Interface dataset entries
****************

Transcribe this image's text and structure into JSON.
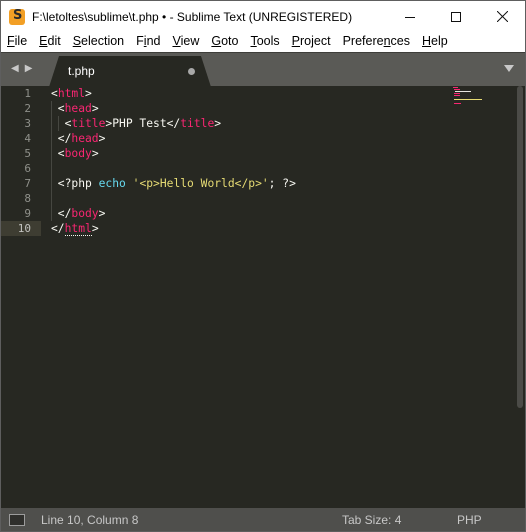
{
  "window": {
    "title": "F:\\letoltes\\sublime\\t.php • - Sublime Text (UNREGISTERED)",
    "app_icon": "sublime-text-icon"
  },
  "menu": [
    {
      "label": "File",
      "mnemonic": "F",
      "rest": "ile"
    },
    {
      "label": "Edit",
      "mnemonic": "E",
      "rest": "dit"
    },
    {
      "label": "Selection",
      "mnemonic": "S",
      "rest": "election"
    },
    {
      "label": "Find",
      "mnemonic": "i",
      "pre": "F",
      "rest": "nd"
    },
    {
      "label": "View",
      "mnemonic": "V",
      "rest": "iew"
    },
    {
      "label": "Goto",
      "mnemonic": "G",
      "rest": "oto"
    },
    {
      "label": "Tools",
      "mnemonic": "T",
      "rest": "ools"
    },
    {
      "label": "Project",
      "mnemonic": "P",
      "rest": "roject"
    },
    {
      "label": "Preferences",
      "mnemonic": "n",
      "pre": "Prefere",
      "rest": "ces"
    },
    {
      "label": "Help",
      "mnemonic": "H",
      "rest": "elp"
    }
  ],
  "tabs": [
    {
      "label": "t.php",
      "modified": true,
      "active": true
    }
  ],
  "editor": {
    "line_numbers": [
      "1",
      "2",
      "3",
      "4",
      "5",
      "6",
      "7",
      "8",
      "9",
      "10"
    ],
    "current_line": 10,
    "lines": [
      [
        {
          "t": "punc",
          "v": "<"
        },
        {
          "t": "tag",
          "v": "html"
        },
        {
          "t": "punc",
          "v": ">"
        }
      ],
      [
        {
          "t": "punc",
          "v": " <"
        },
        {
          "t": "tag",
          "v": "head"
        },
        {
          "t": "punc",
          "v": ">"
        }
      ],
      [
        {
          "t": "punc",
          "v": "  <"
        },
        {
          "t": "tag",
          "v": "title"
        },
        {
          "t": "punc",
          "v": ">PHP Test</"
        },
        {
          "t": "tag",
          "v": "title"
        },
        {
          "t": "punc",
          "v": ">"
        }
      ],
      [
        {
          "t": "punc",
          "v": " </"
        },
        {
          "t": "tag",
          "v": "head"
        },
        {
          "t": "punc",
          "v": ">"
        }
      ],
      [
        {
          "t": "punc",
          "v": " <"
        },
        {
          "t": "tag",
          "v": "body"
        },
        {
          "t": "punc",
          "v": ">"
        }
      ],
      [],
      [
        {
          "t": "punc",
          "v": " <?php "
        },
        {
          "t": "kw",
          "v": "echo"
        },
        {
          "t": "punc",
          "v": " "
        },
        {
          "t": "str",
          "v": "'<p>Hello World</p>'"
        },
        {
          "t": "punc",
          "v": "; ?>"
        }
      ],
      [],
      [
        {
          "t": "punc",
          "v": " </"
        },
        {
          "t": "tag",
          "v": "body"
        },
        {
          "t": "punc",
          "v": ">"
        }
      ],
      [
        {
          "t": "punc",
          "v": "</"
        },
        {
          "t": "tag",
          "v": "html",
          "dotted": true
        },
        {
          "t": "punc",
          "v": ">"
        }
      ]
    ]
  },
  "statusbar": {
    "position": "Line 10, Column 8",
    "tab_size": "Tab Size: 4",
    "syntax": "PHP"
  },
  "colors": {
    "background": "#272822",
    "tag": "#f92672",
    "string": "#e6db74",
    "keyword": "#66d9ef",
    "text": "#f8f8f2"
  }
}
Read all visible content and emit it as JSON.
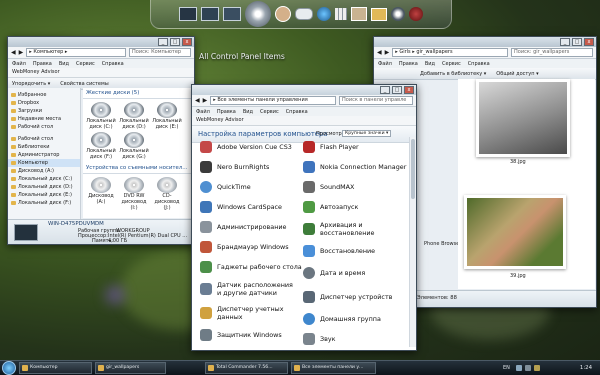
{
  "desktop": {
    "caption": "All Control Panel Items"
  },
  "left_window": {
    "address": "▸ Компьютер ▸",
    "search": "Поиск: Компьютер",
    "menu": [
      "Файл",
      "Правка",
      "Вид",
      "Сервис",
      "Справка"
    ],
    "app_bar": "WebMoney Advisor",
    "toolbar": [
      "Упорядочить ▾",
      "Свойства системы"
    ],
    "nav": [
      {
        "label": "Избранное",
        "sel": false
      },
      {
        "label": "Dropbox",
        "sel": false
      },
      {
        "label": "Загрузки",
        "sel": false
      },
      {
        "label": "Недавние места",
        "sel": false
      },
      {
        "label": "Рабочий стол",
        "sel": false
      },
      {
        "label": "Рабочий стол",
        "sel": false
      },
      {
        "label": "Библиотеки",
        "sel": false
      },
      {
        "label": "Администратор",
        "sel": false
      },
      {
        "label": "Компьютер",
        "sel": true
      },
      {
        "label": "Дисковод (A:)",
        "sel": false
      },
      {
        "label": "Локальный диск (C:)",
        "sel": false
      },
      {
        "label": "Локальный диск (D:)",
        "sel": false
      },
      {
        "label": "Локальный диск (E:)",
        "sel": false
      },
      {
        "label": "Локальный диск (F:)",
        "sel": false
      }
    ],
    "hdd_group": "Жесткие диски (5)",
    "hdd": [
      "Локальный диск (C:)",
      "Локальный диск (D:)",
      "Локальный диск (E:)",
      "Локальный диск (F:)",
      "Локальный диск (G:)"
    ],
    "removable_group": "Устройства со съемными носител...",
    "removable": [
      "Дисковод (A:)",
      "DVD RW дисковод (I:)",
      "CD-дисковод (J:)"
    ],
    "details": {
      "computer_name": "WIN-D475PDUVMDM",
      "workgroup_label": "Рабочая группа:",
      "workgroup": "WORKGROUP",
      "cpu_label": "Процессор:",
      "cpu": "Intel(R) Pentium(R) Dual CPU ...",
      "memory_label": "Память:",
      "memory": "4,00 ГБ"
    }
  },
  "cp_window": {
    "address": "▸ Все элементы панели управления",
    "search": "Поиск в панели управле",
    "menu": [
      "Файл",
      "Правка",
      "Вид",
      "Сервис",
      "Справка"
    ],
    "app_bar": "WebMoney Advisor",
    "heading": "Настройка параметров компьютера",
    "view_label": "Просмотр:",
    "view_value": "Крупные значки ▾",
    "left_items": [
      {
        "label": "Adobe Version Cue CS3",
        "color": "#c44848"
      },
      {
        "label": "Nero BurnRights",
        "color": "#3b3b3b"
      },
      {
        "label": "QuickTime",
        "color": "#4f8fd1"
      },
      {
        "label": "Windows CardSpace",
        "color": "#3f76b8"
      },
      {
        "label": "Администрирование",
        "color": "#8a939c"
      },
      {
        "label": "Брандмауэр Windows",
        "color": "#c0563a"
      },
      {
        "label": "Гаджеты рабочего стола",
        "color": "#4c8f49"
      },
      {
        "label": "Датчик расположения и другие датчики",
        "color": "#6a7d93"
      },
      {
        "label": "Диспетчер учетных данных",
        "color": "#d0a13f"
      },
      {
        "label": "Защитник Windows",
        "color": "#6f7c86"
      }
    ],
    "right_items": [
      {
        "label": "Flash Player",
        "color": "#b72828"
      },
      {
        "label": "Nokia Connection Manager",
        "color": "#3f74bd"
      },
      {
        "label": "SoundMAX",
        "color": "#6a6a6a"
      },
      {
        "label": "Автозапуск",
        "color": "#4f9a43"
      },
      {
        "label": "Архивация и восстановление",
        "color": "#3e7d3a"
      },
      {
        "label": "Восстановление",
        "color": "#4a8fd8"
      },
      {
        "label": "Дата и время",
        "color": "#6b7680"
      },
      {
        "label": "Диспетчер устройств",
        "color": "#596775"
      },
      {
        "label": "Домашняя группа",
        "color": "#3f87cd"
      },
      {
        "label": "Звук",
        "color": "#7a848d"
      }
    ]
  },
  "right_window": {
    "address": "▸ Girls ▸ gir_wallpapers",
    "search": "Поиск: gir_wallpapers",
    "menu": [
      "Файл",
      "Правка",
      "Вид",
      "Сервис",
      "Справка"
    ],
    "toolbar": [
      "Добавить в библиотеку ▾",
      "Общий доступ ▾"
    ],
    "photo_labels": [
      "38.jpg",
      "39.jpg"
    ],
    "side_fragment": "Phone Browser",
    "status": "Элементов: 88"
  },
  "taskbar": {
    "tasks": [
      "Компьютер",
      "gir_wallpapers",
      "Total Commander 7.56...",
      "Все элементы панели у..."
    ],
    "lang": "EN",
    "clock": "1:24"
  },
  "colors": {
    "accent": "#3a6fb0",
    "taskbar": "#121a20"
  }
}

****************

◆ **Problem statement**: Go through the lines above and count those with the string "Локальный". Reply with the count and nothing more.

◆ **Exercise response**: 9